Josh Gibson's legacy honored in Monessen

July 23rd, 2021
(Credit: Josh Gibson Foundation)

Ever seen a 538-foot home run? Neither have I.

But local newspaper archives credit Hall of Famer Josh Gibson with hitting one in Monessen, Pa., during his 1938 season with the Homestead Grays. Now, that moment and Gibson’s name are synonymous with Monessen.

Major League Baseball donated a plaque to the city of Monessen honoring Josh Gibson and Page Park, and the tribute was unveiled Thursday morning with members of the Gibson family, MLB, the Pirates and the Josh Gibson Foundation. In addition, a new name to the road into the park was unveiled: Josh Gibson Way.

The plaque and street sign are near 165 Donner Avenue in Monessen, about a 45-minute drive south from Pittsburgh. And the sign, which was erected in March, was news even to Sean Gibson, Josh Gibson’s great grandson and the executive director of the Josh Gibson Foundation.

“There was no mention of Josh Gibson Way,” Sean said of the street naming, one of only two along Donner Avenue named after a non-Monessen resident. “... I was totally surprised.”

“It is a privilege to see Josh Gibson’s legacy commemorated in Monessen,” said Sean Gibson in a statement. “I am excited and gratified to know residents of the town, as well as visitors, will learn the rich history and achievements of Josh for many years to come.”

The home run was hit on July 24, 1938, when Gibson and the Grays faced the Memphis Red Sox at Page Park, which was originally called Tin Plate Field due to a nearby tin mill. That’s where Gibson was reported to have launched a ball that ricocheted off mill buildings and nearly landed in the Monongahela River.

For reference, the longest homer tracked in the 2021 Home Run Derby went 518 feet -- at Coors Field, no less.

“Can’t even imagine it,” Sean said of his grandfather’s home run. “Especially these days, when the ballpark is much smaller than when Josh played, too. Yeah, that’s a long home run.”
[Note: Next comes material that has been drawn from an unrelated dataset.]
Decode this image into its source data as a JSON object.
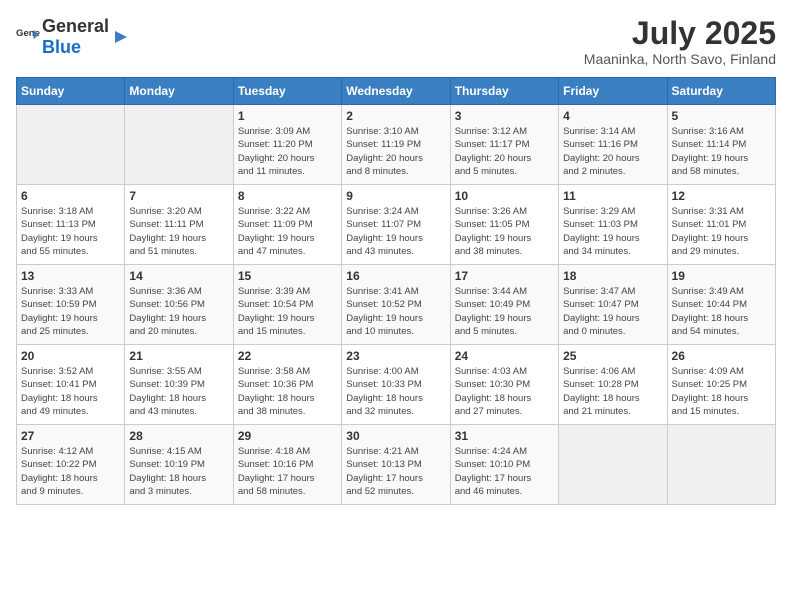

The foundation to make this plaque unveiling happen was laid last year when Monessen resident Frank Lopresti and Dan Zyglowicz of the Greater Monessen Historical Society were able to find the exact date the home run happened and piece together some information about the event. Mayor Matt Shorraw got in touch with MLB about donating a plaque, and then, on Thursday, it became a reality.

“[I am] humbled, honored and thrilled to be able to honor Josh Gibson in this way, and to commemorate such a unique local, historical event,” Shorraw said in a statement. “Gibson wasn’t given the respect and accolades he deserved when he was alive and playing ball. I’m glad that we are able to commemorate his achievements now -- not just in Monessen, but also through the region and beyond.”

Gibson has been receiving more recognition, being honored throughout the Western Pennsylvania region and across baseball thanks to efforts by organizations like the Josh Gibson Foundation. Earlier this year, a large mural was unveiled at Voodoo Brewery in Homestead, Pa., done by artist Jeremy Braymer.

It’s more than just on the local level, though. Last October, the Baseball Writers’ Association of America voted to remove the name of Kenesaw Mountain Landis, the Commissioner who kept baseball segregated from 1920-44, from its MVP plaques. There could be a new namesake chosen this year, and in Pittsburgh, Sean and the Josh Gibson Foundation have helped organize a big push to rename the MVP Award after Josh Gibson.

It’s part of what Sean Gibson and Braymer have been unofficially calling “The Summer of Josh,” as recognition and appreciation of Josh Gibson have been on the rise in 2021.

“Truly, it has been,” Sean said. “Everything that’s happened since the 16th of December [when the Negro Leagues were officially called a Major League], it’s been a wave that we’re going to ride with Josh.”